The Wedge of the San Rafael

The Wedge of the San Rafael
Someone has to live here, in the middle of desert beauty. Might as well be the Kellys.

Tuesday, February 8, 2011

Torches and pitchforks

I'm afraid some of my long-time readers are breaking out the torches and pitchforks, because I seem to be abandoning the Regency. If it's any comfort to them, I have another Regency coming out sometime this year, called Choosing Rob Inman (at least until the publisher decides to call it something else). I'm finishing a three-story Christmas anthology that follows a family from the Regency era, to the Crimean War, to the Indian Wars in the U.S. Then my last novel for Harlequin on my current three-book contract is a novel set at Fort Laramie during the Great Sioux War, 1876-1877. (This should be fun. My personal favorite book is Here's to the Ladies: Stories of the Frontier Army, which contains many of my Fort Laramie stories. I worked there for several years as a park ranger, and it's a spot dear to my heart.)

And then it's on to two books for Cedar Fort, the first due in November, and the next one due in August, 2012, I think. It'll be a busy year.

I can assure you it's a little scary to be branching out into something besides Regencies, but it's also a pleasant change for me. I feel that if I keep writing Regencies, I'm going to get stale. There is only so much I want to say about that interesting era.
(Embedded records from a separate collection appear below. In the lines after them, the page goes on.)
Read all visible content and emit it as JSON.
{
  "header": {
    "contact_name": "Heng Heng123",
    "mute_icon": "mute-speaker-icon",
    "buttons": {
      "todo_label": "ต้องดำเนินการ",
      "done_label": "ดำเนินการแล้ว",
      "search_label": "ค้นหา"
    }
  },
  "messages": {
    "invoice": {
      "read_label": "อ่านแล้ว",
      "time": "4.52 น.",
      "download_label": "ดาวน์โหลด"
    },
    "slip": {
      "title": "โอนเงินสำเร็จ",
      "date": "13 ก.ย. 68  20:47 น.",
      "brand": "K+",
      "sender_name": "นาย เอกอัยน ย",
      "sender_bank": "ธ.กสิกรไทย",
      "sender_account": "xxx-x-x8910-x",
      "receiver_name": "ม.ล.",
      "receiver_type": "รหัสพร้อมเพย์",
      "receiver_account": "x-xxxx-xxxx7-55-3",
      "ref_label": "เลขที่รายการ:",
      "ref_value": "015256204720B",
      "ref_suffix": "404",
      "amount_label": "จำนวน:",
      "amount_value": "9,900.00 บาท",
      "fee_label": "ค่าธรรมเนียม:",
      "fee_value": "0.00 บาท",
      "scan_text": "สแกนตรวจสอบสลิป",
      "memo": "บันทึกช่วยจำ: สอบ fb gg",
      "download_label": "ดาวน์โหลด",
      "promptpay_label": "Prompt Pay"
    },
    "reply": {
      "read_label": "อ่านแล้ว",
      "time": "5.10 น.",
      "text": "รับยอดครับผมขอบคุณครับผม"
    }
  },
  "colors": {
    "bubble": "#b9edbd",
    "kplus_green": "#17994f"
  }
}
Since we moved to Utah in 2009, I've found myself fascinated all over again by my own kind, the LDS kind. There are plenty of competent LDS writers, and I think I'll have a good time in a new arena. I'll be 64 in May, but I have lots to write yet.  Readers are welcome to join me, and I hope some will. Readers are certainly free to choose what they want to read, and I suspect writers like that same freedom to write what they want to write.

I truly understand that tendency of readers to want what they're comfortable with. I do the same thing in my own reading. I really like crime fiction, and would be aghast if Michael Connelly, Robert Crais, Peter Robinson and James Lee Burke abandoned their tried and true characters. But having said that, Connelly did branch out a bit with Micky Haller, a defense lawyer, and Crais seems to be focusing more on Joe Pike. I'm fine with that.

So we shall see. I'm still pecking away at my computer, with a smile on my face.


  1. As much as I'll probably miss your Regencies, I'm delighted to follow you down this new trail. I fully expect that if you're fascinated, I will be as well.

    BTW, Here's to the Ladies is a wonderful collection. It's one of my favorites, too.

  2. First of all, how exciting is it that you have a blog now! I'm thrilled to get this up to the minute information on your upcoming work.

    I've ordered the book, can't find it in e-book for some reason but I want the pb as well. So I'll keep searching for the e-version. I like your writing so take me where ever you want to go and I'll read it.

    I enjoyed the "Here's to the Ladies" quite a bit, I like Westerns so I've been looking forward to "Borrowed Light" for a while now. So as a long time reader and fan of your work know that I'm excited to see new books from you no matter the time frame.

  3. Carla,

    I'm another long-time reader who will not be picking up torch or pitchfork. I haven't read the new book yet, but irregardless of my personal opinion I am thrilled for you that you have found a publisher who will buy what you want to write. Wishing you a fun and creative time playing in the new sandbox.

  4. I adore all your works Carla, and while I'll miss your Regencies, I can't wait to see and read what you have in store for your readers when you start to branch out! (really looking forward to your Crimean War era- as the gaslight era is a fave of mine!) perhaps later on you'll surpise us reader with another regency good in the future! ;D

  5. No torches or pitchforks here, either! I've often said I'd be happy to read a grocery list, as long as you wrote it!

    I just finished Borrowed Light, and really enjoyed it. While I think the ending might have more resonance for someone who is a member of the LDS church, I loved the characters and the historical detail, and I tore through the book in about 2 days!